We've been having some big trouble here over the last couple of days with email delivery to McAfee customers: messages have begun to bounce with
Jun 9 17:57:30 mailer delivery/smtp: 1BC0F232B9: to=<firstname.lastname@example.org>, relay=b.com.inbound15.mxlogicmx.net[126.96.36.199]:25, conn_use=145, delay=20881, delays=20800/81/0.19/0.12, dsn=4.0.0, status=deferred (host b.com.inbound15.mxlogicmx.net[188.8.131.52] said: 451 Exceeding connection limit: RBLDNSD (a0927755.0.18328025.00-2294.33131513.p01c11m095.mxlogic.net) (Mode: normal) (in reply to RCPT TO command))
and as a result we're holding tens of thousands of valid emails.
To be clear here: nothing has changed on our end in months. We are delivering the same content to the same customers at the same volume. All of these emails are communication between paying customers of our product. These are very well known IPs.
So far in postfix I've reduced our concurrent delivery to 2 connections per recipient domain, and added a 1 second rate delay between deliveries. I've also verified we're using the default backoff of 300 secs minimum to 4000 secs maximum when messages are deferred and retried. Unfortunately it hasn't made a difference.
Apologies for bringing this here, but we've tried multiple avenues and haven't managed to find anyone who can actually help us get this fixed.
Has anyone dealt with this before?
I can confirm that we started experiencing this same issue in the last 24 hours. I wasn't aware that it was narrowed to Mcafee customers. I'm definitely seeing where I can email some domains without issue and certain ones I can't and I'm seeing the 451 error code.
I have also confirmed that all the domains we are getting the error for, contain mxlogic.net in the status code error.
The amount of emails we are sending to each domain varies. Some as few as 2 emails.. others up to ~100.
McAfee added some sort of rate limit protection recently. Maybe its too damn aggressive, but you can disable it.
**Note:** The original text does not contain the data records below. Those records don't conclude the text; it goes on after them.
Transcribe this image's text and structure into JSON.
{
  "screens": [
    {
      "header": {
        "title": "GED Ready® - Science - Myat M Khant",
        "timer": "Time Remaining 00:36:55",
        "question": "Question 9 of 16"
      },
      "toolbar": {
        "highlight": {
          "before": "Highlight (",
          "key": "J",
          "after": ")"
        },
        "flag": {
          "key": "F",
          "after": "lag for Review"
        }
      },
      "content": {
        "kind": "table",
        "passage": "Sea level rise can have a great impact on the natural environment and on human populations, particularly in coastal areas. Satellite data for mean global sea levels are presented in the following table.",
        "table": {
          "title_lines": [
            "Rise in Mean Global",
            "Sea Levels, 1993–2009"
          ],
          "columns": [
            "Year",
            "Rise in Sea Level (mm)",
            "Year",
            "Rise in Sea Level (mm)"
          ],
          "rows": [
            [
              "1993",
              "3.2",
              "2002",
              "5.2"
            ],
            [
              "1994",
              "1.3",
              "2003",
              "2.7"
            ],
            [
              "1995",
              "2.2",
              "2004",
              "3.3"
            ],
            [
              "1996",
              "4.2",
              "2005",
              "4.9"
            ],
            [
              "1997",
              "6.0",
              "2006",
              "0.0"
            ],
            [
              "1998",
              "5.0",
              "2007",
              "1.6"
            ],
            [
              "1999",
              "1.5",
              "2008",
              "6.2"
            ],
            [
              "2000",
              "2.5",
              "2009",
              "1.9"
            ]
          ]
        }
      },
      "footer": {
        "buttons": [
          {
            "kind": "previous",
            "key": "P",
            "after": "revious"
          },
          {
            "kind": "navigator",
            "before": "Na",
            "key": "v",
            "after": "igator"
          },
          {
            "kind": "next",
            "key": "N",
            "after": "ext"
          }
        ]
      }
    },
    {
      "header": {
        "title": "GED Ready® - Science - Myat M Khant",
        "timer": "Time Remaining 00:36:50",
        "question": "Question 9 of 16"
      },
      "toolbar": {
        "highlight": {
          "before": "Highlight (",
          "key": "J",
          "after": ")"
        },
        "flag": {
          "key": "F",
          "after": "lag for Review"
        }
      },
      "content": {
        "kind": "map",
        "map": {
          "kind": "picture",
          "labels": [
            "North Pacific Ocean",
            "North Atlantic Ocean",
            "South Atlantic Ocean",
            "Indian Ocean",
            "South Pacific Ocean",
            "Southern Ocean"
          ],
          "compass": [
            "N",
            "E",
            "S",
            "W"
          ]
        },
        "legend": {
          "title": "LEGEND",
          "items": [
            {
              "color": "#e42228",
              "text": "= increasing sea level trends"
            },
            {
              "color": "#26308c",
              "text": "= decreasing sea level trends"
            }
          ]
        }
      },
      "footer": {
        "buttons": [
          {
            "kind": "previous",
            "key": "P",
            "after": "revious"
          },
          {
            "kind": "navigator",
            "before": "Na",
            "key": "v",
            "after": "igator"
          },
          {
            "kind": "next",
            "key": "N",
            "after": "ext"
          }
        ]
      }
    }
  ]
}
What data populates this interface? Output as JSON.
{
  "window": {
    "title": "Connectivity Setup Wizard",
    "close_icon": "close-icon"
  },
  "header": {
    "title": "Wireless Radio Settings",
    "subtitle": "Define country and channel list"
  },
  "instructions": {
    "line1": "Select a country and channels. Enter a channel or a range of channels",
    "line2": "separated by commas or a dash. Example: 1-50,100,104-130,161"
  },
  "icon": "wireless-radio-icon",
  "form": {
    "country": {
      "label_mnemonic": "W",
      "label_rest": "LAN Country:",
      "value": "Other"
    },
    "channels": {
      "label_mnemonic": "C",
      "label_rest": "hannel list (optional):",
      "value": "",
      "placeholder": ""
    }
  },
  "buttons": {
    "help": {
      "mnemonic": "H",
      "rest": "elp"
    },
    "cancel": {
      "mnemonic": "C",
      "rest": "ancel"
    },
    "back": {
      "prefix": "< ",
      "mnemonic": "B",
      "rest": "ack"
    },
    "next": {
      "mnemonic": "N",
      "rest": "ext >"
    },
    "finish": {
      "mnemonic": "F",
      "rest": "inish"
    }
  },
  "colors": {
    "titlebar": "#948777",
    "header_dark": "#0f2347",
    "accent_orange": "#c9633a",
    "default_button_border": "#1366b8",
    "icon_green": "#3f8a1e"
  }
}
What a pain this turned out to be. It was four days with no email from our content management system. One of the biggest problems was that this feature got implemented without notice AND that there is no visibility in the administrative console of non-quarantined messages which are blocked, i.e.: unless someone asks you to go hunting for specific missing messages, you won't be notified that they are being blocked.
This will likely be a decent fix for something like a content management system which blasts out emails to everyone in our organization anytime there is a new post or an update:
Add the affected sender IP address or domain to your allow list. Senders on the allow list are not rate limited.
From the support article:
It is important to note that not all senders are held to the same rate limiting threshold. Factors including historical volume and machine learning algorithms are taken into account so that high volume senders, such as a large retailer who sends a daily newsletter to millions of subscribers, will not be rate limited at the same threshold as an individual sender on Gmail.
It's obvious to me that the major failure in this implementation was the the 'spam flood prevention' was enabled prior to any historical volume data being gathered. There was obviously some default starting threshold in play when the feature was turned on which caused legitimate emails to be blocked when the number of messages was relatively high. The correct way to turn this feature up would be to allow it to run for a week or a month in 'learning mode' so that it has a baseline from which to determine what is a normal volume of messages for each sender.
one of my clients is unable to recieve any mail from anyone with an aol address. they are all getting that same connection limit error.
i like the idea of the rate limit protection so id like to leave it in place to see if it does cut back on spam, but we're losing too much incoming mail right now because of it....
We have also experienced the same issue but with only one sender. Diagnostic information states that the mxlogic.net server basically denied the message based on too many connections...? Question is why would I disable that feature? Can it be adjusted to accommodate the environment and it's "abnormal connections"?
For the forum archives:
We never did find anyone at McAfee to talk to about this, it just magically fixed itself around 7pm east on Tuesday. They lifted the limit and we quickly dumped tens of thousands of queued emails to McAfee email security customers, which I'm sure was extra fun for those affected on Wednesday morning.
All in all this was a pretty terrible experience. I'd love to see a write-up from McAfee about what happened.